Your assignment - Below are the records; copy every line in them that holds the string "name".

[App and web page records]
■ ■ ■ ■ ■

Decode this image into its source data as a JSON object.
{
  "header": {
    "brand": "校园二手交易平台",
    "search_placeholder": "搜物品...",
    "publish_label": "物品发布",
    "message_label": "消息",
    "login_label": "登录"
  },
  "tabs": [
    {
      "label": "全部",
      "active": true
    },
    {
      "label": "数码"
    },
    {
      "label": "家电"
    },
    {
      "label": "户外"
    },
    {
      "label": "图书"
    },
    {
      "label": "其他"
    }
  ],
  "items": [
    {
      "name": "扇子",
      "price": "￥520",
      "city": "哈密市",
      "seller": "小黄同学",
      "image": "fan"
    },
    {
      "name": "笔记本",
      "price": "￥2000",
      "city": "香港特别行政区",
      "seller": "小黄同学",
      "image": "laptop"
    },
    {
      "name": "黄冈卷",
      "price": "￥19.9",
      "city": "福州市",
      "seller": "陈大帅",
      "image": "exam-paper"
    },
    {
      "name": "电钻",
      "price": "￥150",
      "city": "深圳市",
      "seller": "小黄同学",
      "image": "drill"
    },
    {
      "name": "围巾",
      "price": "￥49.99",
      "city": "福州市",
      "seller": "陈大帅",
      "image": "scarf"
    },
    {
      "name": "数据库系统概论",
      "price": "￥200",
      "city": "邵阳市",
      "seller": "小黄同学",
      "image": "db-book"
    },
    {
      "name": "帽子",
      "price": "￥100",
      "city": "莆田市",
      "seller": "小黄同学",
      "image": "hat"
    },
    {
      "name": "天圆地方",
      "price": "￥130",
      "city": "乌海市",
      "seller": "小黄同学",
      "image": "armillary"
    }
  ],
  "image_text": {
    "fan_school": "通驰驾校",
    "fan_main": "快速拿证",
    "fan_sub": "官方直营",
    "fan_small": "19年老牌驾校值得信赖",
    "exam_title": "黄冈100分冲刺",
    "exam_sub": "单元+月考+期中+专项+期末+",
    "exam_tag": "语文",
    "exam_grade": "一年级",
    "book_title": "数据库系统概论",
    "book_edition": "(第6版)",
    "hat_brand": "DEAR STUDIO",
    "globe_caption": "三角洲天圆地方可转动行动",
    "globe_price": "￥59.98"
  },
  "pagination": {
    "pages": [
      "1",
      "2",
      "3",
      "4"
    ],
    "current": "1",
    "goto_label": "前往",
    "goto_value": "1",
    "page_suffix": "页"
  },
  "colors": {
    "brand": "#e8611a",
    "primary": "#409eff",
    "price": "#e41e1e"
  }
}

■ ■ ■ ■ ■

Solution to this exercise -
      "name": "扇子",
      "name": "笔记本",
      "name": "黄冈卷",
      "name": "电钻",
      "name": "围巾",
      "name": "数据库系统概论",
      "name": "帽子",
      "name": "天圆地方",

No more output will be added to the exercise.